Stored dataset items
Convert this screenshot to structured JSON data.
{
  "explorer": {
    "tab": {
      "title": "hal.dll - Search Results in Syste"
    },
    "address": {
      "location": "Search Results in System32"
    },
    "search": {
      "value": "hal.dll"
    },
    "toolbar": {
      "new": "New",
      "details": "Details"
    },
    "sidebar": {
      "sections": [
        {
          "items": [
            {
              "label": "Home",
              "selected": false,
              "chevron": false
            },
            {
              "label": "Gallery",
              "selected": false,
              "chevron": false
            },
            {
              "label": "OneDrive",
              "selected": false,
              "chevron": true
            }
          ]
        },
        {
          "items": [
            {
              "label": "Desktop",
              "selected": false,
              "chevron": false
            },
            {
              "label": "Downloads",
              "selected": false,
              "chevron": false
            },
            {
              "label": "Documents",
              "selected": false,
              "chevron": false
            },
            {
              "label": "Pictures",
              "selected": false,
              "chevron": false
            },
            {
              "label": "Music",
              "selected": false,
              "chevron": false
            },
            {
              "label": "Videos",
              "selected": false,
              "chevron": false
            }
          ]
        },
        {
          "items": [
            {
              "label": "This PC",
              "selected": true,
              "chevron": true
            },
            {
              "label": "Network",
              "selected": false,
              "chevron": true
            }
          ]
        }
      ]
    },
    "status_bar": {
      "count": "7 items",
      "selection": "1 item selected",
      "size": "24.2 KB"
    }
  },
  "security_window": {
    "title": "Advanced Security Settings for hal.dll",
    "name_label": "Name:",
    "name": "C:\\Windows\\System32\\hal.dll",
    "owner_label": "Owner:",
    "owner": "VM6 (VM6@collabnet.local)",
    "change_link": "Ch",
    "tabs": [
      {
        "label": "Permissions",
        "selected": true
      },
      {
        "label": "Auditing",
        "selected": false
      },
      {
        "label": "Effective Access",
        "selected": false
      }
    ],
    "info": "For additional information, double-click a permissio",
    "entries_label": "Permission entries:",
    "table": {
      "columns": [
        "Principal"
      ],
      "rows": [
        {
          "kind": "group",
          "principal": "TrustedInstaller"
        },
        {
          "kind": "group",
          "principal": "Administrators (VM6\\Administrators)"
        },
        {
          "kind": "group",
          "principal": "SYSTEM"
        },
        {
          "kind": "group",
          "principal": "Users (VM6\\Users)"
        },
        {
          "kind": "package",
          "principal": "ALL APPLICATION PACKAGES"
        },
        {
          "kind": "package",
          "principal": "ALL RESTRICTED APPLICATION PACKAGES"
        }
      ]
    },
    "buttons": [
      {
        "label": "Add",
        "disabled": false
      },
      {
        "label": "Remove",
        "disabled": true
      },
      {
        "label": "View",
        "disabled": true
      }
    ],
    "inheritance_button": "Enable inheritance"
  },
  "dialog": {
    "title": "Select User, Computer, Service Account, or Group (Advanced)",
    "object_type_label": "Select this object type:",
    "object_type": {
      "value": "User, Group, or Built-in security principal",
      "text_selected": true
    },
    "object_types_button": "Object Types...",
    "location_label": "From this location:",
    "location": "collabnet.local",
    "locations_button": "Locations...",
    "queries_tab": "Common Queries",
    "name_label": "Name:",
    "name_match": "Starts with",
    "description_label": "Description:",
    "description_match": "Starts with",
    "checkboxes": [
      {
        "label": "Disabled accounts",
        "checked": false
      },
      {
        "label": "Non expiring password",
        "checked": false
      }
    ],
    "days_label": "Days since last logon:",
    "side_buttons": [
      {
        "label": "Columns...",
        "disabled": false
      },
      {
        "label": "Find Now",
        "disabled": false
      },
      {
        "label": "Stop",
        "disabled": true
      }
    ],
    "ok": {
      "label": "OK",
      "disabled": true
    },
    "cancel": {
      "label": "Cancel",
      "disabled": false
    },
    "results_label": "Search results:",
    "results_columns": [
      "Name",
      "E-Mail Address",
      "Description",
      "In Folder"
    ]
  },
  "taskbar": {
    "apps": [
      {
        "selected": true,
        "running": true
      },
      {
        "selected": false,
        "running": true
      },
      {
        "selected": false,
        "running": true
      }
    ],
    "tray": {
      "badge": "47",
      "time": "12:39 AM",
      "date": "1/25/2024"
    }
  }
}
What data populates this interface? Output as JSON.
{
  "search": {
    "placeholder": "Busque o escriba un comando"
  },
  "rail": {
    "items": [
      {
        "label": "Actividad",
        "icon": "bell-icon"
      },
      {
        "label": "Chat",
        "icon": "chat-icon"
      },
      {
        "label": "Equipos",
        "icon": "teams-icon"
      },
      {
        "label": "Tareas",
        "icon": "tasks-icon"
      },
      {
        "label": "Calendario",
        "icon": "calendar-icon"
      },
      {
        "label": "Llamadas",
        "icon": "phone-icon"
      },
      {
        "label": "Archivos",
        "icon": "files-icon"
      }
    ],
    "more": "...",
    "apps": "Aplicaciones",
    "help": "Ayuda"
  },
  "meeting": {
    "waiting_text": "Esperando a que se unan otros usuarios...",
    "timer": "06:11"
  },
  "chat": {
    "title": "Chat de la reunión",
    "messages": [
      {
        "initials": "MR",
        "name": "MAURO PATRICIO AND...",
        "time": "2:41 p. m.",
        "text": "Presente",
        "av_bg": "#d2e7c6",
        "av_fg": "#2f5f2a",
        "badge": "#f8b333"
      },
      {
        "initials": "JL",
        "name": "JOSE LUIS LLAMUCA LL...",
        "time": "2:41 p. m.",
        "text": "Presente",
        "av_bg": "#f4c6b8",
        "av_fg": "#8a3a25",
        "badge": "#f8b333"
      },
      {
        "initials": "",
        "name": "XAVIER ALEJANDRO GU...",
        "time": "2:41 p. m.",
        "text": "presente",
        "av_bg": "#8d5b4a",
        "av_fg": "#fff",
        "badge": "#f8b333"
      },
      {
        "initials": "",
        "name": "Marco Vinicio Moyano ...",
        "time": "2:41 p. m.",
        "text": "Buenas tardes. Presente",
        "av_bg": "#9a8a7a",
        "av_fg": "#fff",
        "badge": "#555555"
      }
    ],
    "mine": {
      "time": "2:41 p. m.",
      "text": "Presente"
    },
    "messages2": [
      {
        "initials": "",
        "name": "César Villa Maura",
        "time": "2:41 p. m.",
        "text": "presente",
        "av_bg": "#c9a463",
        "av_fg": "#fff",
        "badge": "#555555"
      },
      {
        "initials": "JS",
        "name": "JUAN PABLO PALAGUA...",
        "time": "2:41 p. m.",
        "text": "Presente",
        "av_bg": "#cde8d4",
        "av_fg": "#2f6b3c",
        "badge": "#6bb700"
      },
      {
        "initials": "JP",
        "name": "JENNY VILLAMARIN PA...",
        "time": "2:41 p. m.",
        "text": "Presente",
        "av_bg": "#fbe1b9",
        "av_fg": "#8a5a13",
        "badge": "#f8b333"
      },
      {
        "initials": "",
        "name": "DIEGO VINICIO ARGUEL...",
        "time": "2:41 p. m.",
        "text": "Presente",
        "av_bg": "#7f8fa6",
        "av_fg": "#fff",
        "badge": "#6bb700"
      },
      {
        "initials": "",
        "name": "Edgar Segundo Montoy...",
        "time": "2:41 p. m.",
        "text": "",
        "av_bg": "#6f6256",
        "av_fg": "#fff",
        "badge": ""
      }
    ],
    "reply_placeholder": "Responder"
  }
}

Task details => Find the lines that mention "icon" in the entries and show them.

Response to this exercise =>
        "icon": "bell-icon"
        "icon": "chat-icon"
        "icon": "teams-icon"
        "icon": "tasks-icon"
        "icon": "calendar-icon"
        "icon": "phone-icon"
        "icon": "files-icon"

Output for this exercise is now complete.